Going forward, the Chinese government must avoid provoking resistance to Chinese-funded infrastructure projects in BRI countries whose governments and peoples fear dependency, just as China was reduced to a semi-colonial state by foreign dominance of its infrastructure. Currently, BRI projects are mostly financed by Chinese state-owned banks, just as foreign banks funded most of the railway in China during the Qing dynasty.
At the Aug. 20 press conference, Mahathir expressed his wish that Beijing will be sympathetic to Malaysia’s heavy debt and help resolve its fiscal problems. At the press conference on August 21, the 93-year old leader said, “I believe China itself does not want to see Malaysia become a bankrupt country.”
The Chinese government has a vested interest in ensuring Malaysia’s economy is not sunk by crushing debt if Beijing and Chinese state-owned firms wish to avoid a repeat of the derailment of a US$7.5 billion rail project in Venezuela.
On Apr. 11, 2013, the South China Morning Post reported that this 475 km railway, built by the state-owned China Railway Group, was delayed because the Venezuelan government was unable to pay the entire US$7.5 billion contract. The Venezuelan government owed China Railway US$400 million to US$500 million, Li Changjin, the chairman of China Railway, was quoted as saying. “The reason is the Venezuelan government has no money.”

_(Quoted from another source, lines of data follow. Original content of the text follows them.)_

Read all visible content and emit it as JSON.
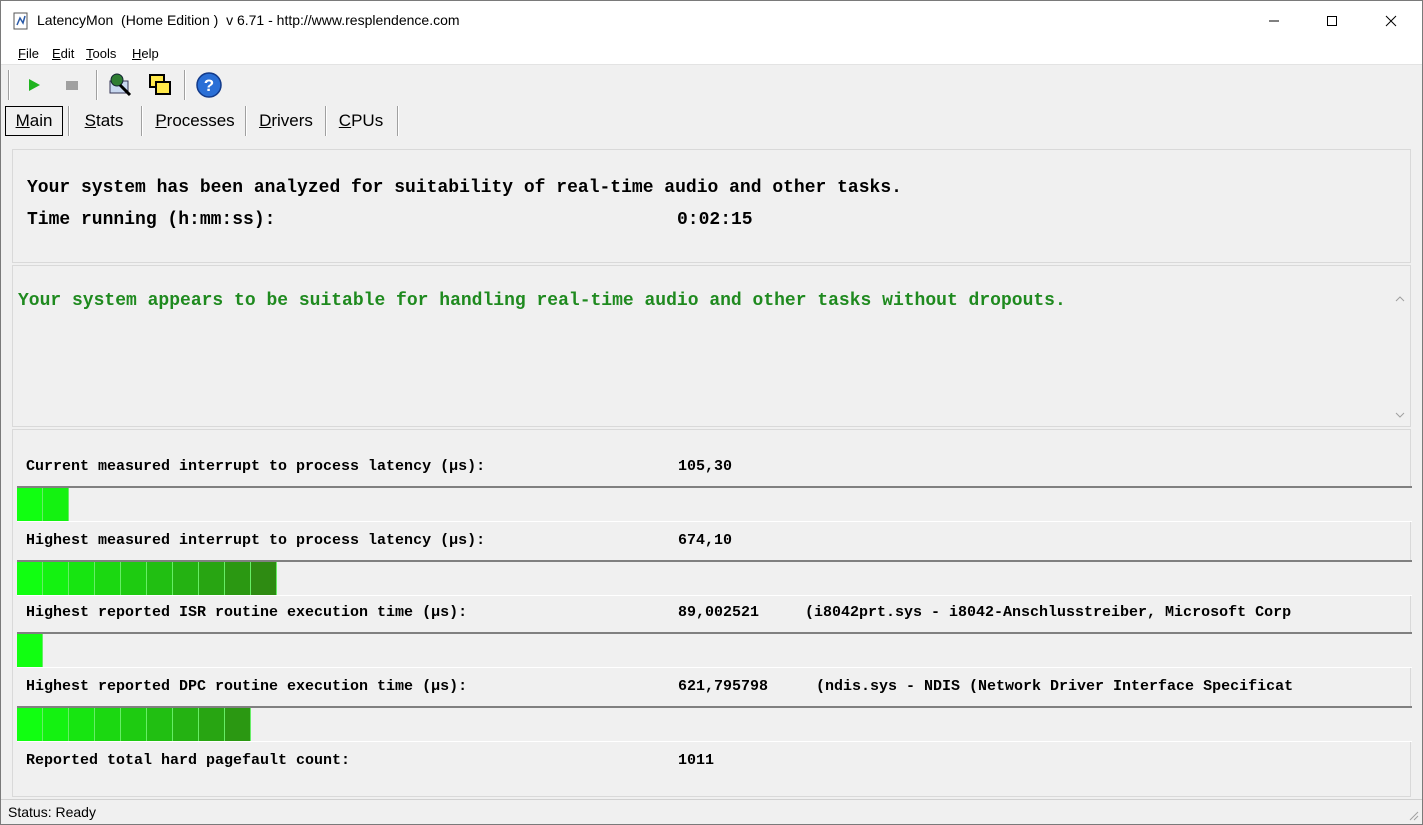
{
  "window": {
    "title": "LatencyMon  (Home Edition )  v 6.71 - http://www.resplendence.com"
  },
  "menu": [
    {
      "accel": "F",
      "rest": "ile"
    },
    {
      "accel": "E",
      "rest": "dit"
    },
    {
      "accel": "T",
      "rest": "ools"
    },
    {
      "accel": "H",
      "rest": "elp"
    }
  ],
  "toolbar": {
    "icons": [
      "play-icon",
      "stop-icon",
      "driver-analysis-icon",
      "copy-windows-icon",
      "help-icon"
    ]
  },
  "tabs": [
    {
      "accel": "M",
      "rest": "ain",
      "active": true
    },
    {
      "accel": "S",
      "rest": "tats",
      "active": false
    },
    {
      "accel": "P",
      "rest": "rocesses",
      "active": false
    },
    {
      "accel": "D",
      "rest": "rivers",
      "active": false
    },
    {
      "accel": "C",
      "rest": "PUs",
      "active": false
    }
  ],
  "summary": {
    "headline": "Your system has been analyzed for suitability of real-time audio and other tasks.",
    "time_label": "Time running (h:mm:ss):",
    "time_value": "0:02:15"
  },
  "verdict": {
    "text": "Your system appears to be suitable for handling real-time audio and other tasks without dropouts.",
    "color": "#1f8a1f"
  },
  "metrics": [
    {
      "label": "Current measured interrupt to process latency (µs):",
      "value": "105,30",
      "detail": "",
      "bar_segments": 2
    },
    {
      "label": "Highest measured interrupt to process latency (µs):",
      "value": "674,10",
      "detail": "",
      "bar_segments": 10
    },
    {
      "label": "Highest reported ISR routine execution time (µs):",
      "value": "89,002521",
      "detail": "(i8042prt.sys - i8042-Anschlusstreiber, Microsoft Corp",
      "bar_segments": 1
    },
    {
      "label": "Highest reported DPC routine execution time (µs):",
      "value": "621,795798",
      "detail": "(ndis.sys - NDIS (Network Driver Interface Specificat",
      "bar_segments": 9
    },
    {
      "label": "Reported total hard pagefault count:",
      "value": "1011",
      "detail": ""
    }
  ],
  "status": {
    "text": "Status: Ready"
  },
  "colors": {
    "bar_bright": "#11ff11",
    "bar_dark": "#2e8b12"
  }
}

Onsite media reports in 2016 showed China Railway’s facilities in its Venezuela project were apparently abandoned.
Since 2013, Venezuela’s economy has been in a dire state, with high inflation and difficulty repaying its debts. If Beijing wants the BRI to succeed in countries like Venezuela and Malaysia, it must ensure that costly infrastructure projects do not harm these countries’ economies. Otherwise, trade and investment between them and China will suffer.
During their Aug. 20 meeting, Xi told Mahathir their nations should have pragmatic cooperation, seeking innovative new models of cooperation. Xi must find viable models of cooperation over BRI if he wishes to avoid blowback against Chinese projects in Malaysia. Only then can Xi demonstrate that Belt and Road is not a Trojan Horse for Chinese imperialism, and convince nations to accept the vast infrastructure projects.
Toh Han Shih is a Singaporean writer in Hong Kong